The unarmed emergency response program now serves the entire city, quadrupling the footprint of the program and bringing the police alternative to Portland’s entire 145 square miles.
The program, housed within the Portland Fire Bureau, dispatches a firefighter paramedic, a mental health crisis therapist and two community health workers to respond to emergency calls that don’t require a police response. The program started off in the Lents neighborhood in Southeast Portland a year ago and has been expanding methodically since. The program has covered 36 square miles in East Portland since November. Teams will now respond to calls citywide from 8 a.m. to 10 p.m.
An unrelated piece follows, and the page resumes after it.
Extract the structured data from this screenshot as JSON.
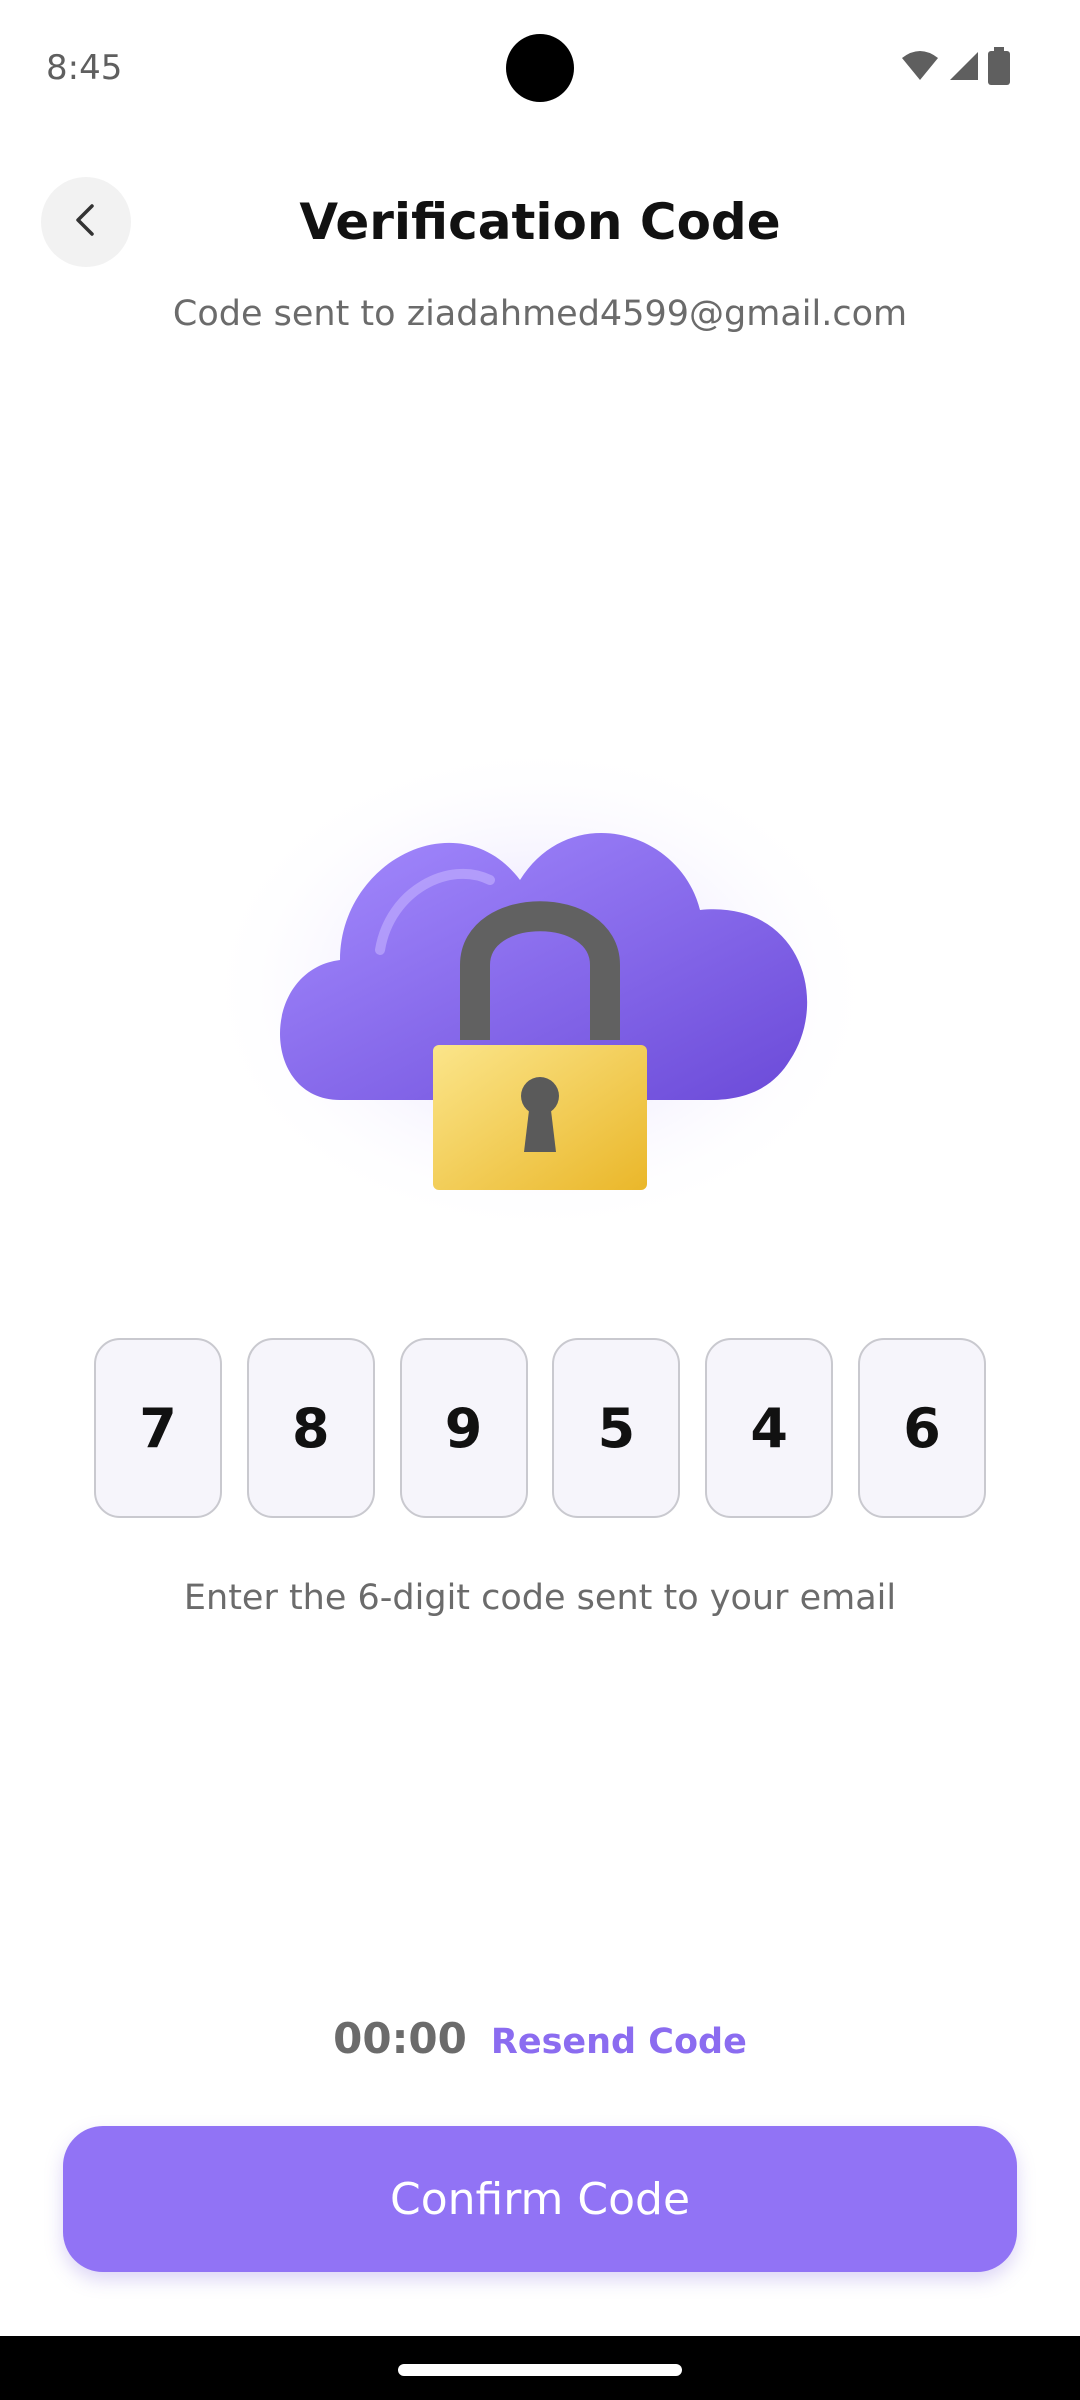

At a press conference Monday in front of downtown’s Fire Station 1, Portland leaders praised the expansion as necessary step to to provide better outcomes for people experiencing a mental health crisis and reduce the heavy call load for the city’s public safety bureaus. Commissioner Jo Ann Hardesty, the architect behind the program, hailed Portland Street Response as the first major update to the city’s public safety system in over a century. Mayor Ted Wheeler said he believed it would allow police to “refocus” on violent criminals and beef up the city’s ability to address the mental health crises that play out every day on Portland’s streets.
Portland Street Response Begins Citywide Coverage
Portland Mercury, March 28, 2022
Portland Street Response, the city program that responds to 911 calls related to low-risk behavioral health issues, has formally expanded to respond to calls originating from across Portland.
“This is a historic day in the city of Portland,” said City Commissioner Jo Ann Hardesty, speaking Monday morning at a press conference. Hardesty is the commissioner in charge of Portland Fire and Rescue, which oversees Portland Street Response. “We are celebrating today,” she added.
It’s been just over a year since the street response program began as a pilot program, solely responding to calls in Southeast Portland’s Lents neighborhood. The program was proposed in 2019 as a way to both lessen the workload of the Portland Police Bureau (PPB) and to steer people in need toward social services and health care instead of the criminal justice system. A six-month evaluation of the pilot program by Portland State University found that the program had met its initial goals by reducing the number of police responses in Lents by nearly 5 percent and none of the calls resulted in a person being placed under arrest. The majority of people the team responds to are unhoused.